Since the start of this year we have learned of a number of major deals. Rosneft borrowed $6.1 billion to buy Yuganskneftegaz. Rosneftegaz is taking out a $7.3 billion loan to pay for the 10.74% Gazprom stake which has now become state property. SberBank has issued $1 billion in Eurobonds, VneshtorgBank has issued $920 million, and GazpromBank has taken out a syndicated loan of $450 million to cover its current needs. As talk of its possible acquisition of Sibneft continues, Gazprom has been offered a $12 billion loan.

But are these sums all that large, really, compared to the gigantic budget surplus and the Central Bank’s growing currency reserves? Besides, the government paid out 561.7 billion rubles (just under $20 billion) between January and July to service foreign debt.

Statistics show that over the past 18 months, the Russian Federation’s foreign debt has dropped by 13%, from $98.2 billion to $85.3 billion. Over the same period, the debts of corporations (not including banks) have grown by 68%, from $55.1 billion to $92.6 billion. For the first time, the foreign debts of the non-financial sector now exceed state debt. What’s more, the dynamics of Russia’s international investment position show that the growth of debts is steadily outpacing the growth of Central Bank reserves and the assets of Russian companies abroad. In January 2001, this position was expressed as $51.5 billion; by January 2003 the figure was down to $31.3 billion, and by January 2005 it was $9.3 billion. To all appearances, after this year it will be a negative number.

What conclusions should we draw from this? At least two: one economic, the other political.

First: the reserves so often mentioned by state officials are actually shrinking, not growing. The Central Bank uses rubles to buy up the dollars entering Russia; foreign currency assets are held abroad, but their growth isn’t keeping pace with the rise in total foreign debts. The Russian Federation’s position as a sovereign debtor is improving, but the debt burden of Russia’s largest companies (many of them state-owned to some degree) is growing.

In part, this could a case of transferring money “from one pocket to another” – but only in part, primarily because if anything goes wrong, companies would find it much harder than the government to get their debts to foreign banks restructured.
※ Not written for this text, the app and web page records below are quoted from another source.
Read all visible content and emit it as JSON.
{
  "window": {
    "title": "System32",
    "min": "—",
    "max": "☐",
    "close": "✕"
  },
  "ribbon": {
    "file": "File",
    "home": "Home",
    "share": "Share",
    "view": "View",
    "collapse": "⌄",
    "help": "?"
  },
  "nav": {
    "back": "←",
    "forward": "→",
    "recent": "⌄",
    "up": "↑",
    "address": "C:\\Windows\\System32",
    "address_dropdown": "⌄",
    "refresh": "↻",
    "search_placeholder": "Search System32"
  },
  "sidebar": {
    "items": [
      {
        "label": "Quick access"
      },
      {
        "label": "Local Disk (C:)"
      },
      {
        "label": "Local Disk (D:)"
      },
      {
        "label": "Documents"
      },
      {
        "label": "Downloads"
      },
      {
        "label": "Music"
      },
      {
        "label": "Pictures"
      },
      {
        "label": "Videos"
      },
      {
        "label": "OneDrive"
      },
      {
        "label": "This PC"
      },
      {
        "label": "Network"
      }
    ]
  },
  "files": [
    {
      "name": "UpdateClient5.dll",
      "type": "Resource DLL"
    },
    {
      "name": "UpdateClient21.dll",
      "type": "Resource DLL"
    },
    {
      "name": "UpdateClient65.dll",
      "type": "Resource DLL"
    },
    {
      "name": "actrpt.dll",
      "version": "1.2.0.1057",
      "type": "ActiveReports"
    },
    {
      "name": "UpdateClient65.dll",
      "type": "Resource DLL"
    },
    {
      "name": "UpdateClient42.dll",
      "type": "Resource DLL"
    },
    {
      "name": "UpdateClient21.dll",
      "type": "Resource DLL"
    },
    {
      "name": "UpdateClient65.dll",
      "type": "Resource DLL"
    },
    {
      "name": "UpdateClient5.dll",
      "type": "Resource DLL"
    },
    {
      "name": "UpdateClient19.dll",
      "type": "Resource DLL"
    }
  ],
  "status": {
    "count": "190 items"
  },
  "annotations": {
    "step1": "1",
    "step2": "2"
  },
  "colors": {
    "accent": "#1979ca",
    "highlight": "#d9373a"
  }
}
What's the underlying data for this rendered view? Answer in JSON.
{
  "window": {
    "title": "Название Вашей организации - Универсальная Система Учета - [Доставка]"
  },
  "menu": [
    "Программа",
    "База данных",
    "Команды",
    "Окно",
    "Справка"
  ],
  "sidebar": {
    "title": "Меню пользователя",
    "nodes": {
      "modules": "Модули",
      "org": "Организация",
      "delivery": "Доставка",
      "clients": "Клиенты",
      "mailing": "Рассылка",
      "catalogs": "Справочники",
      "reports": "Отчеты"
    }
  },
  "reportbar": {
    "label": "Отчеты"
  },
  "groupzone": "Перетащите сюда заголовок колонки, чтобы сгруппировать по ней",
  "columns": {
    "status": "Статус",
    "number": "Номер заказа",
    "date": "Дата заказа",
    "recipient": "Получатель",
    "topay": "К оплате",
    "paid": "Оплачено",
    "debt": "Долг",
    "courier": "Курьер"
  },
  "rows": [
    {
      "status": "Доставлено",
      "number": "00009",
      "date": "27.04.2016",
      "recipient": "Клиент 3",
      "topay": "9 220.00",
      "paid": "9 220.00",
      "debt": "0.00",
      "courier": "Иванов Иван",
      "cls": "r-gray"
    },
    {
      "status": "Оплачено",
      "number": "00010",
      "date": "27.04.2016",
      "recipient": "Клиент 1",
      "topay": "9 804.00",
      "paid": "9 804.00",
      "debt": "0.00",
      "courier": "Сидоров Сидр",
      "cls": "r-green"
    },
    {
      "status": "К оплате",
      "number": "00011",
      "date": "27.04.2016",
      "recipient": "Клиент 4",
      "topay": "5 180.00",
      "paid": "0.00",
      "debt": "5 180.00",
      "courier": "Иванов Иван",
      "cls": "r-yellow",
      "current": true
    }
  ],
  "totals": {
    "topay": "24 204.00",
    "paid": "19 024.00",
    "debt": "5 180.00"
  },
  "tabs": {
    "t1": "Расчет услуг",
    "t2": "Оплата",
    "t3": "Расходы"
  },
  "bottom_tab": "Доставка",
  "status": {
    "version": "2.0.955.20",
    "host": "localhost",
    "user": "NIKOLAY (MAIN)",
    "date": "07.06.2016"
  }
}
Most of them have used export contracts as collateral, so any defaults would either lead to foreign companies acquiring substantial stakes in the companies, or foreign-currency export earnings drying up – a disastrous blow to federal budget revenues. Thus, it probably wouldn’t be possible to transform these debts into “smoke,” as the GKO bonds were transformed in 1998.

So the present favorable circumstances aren’t really laying a foundation for Russia’s economic prosperity – only helping Russia make ends meet, no more than that. The situation might be different were it not for capital flight from Russia – estimated by Fitch at $25 billion in 2003, $33 billion in 2004, and $9.5 billion for the first quarter of 2005. Yet there is no reason for capital flight to stop.

The second conclusion is even more gloomy. The explosive growth in debt for Russian companies has happened since October 1, 2004, when the extent of the state’s acquisition of formerly-privatized assets became known. In effect, money streamed into companies controlled by Kremlin officials. But “construction costs in Siberia” is just as good a pretext for writing off spending as “reconstruction work in Chechnya.” And it’s much harder to verify that Rosneft and Gazprom have been spending money properly than it is to audit state spending. So it isn’t hard to imagine that money which is essentially state funding, but is given “for temporary use” to state officials who have turned into private-sector entrepreneurs and executives, might be spent on “state needs” such as acquiring or establishing media outlets, funding pro-Kremlin parties and movements, and preparing election campaigns. And Russia will pay for the boundless appetites of political consultants like it pays for everything else – with natural resources, and an ongoing lack of demand for people who don’t know much about high politics.